Next, gas itself is bought in gas stations, of which there are about 150k in the USA. Those will also go away (unless there are radical changes in how long it takes to charge an EV).
Since gas is sold at very low margins, these retailers make their actual money as convenience stores, so what happens to the products that are sold there? Some of this demand will be displaced to other retailers, and some may be going online anyway (especially if an Amazon drone can get you a bag of Cheesy Puffs in 15 minutes).
But snacks, sodas and tobacco sell meaningful proportions of their total volume as impulse purchases attached to gasoline.
Some of that volume might just go away. Tobacco in particular might be interesting - well over half of US tobacco sales happens at gas stations, and there are meaningful indications that removing distribution reduces consumption - that cigarettes are often an impulse purchase and if they’re not in front of you then many smokers are less likely to buy them. Car crashes kill 35k people a year in the USA, but tobacco kills 500k.
The really obvious consequence of autonomy is a near-elimination in accidents, which kill over 1m people globally every year.
In the USA in 2015, there were 13m collisions of which 1.7m caused injuries; 2.4m people were injured and 35k people were killed. Something over 90% of all accidents are now caused by driver error, and a third of fatal accidents in the USA involved alcohol.
Looking beyond deaths and injuries themselves, there is also a huge economic effect to these accidents: the US government estimates a cost of $240bn a year across property damage itself, medical and emergency services, legal, lost work and congestion (for comparison, US car sales in 2016 were around $600bn).
A similar UK analysis found a cost of £30bn, which is roughly equivalent adjusted for the population. This then comes from government (and so taxes), insurance and individual pockets.
It also means jobs, of course. Parking is another way that autonomy will add both capacity and demand.
If a car does not have to wait for you in walking distance, where else might it wait, and is that more efficient? Does that enable better land use, better traffic routing and more or less congestion? And, in parallel, everything that you do to make traffic, driving and now also parking more efficient tends to generate more demand.
Pulling all of these threads together: if parking goes away, road capacity increases by, perhaps, several times, and an on-demand ride is the cost of a coffee, then one needs to start thinking much more generally, not just about cars, trucks and roads but cities, land use and real-estate.
In fact, one needs to think about cities. Cars have remade cities over the past century, and if cars are now going to change entirely, cities will change too.
So, big-box retail is based on an arbitrage of land costs, transport cost and people’s willingness to drive and park - how does autonomy change that?

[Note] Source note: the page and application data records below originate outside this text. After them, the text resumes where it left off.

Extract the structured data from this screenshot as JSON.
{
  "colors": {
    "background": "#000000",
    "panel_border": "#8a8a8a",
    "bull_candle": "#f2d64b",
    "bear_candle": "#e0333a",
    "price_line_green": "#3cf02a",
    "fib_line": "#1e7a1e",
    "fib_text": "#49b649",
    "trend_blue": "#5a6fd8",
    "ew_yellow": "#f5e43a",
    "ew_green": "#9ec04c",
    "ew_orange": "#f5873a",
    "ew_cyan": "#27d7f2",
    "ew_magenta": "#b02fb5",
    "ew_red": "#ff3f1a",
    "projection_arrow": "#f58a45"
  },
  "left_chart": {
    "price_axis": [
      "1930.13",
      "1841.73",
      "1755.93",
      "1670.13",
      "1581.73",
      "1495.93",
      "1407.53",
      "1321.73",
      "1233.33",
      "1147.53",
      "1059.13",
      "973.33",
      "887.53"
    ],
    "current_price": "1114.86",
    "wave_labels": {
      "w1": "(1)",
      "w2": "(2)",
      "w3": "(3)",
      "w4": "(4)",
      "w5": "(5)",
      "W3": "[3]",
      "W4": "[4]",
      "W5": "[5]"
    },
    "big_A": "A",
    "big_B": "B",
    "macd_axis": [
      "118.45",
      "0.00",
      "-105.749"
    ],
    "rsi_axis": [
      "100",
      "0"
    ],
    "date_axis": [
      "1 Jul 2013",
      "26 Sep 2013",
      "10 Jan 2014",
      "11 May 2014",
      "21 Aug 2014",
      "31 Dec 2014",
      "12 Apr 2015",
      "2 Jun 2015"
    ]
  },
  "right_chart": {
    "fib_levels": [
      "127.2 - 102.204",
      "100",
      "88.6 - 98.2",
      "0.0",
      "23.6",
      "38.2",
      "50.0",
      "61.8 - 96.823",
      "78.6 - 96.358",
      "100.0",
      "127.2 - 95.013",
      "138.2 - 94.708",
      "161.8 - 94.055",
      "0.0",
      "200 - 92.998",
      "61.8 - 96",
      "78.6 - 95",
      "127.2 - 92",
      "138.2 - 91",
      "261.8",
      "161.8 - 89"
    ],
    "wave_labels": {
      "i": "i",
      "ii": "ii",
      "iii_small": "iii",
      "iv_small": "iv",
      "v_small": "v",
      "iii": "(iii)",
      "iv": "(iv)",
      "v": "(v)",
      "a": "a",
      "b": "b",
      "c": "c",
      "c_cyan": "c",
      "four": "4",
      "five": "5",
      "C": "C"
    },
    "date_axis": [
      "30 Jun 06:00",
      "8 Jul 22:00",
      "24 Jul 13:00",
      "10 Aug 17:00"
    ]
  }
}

How do cities change if some or all of their parking space, especially in town centres, is now available for new needs, or dumped on the market, or moved to completely different places?
Where are you willing to live if ‘access to public transport’ is ‘anywhere’ and there are no traffic jams on your commute?
Does an hour-long commute with no traffic and no need to watch the road feel better or worse than a half-hour commute stuck in near-stationary traffic staring at the car in front?
How willing are people to go from their home in a suburb to dinner in a city centre on a dark cold wet night if they don’t have to park and an on-demand ride is cheap?
What happens to rural pubs if you don’t have to worry about drink-driving anymore?
There is so much more here. Do yourself a favor and click the link: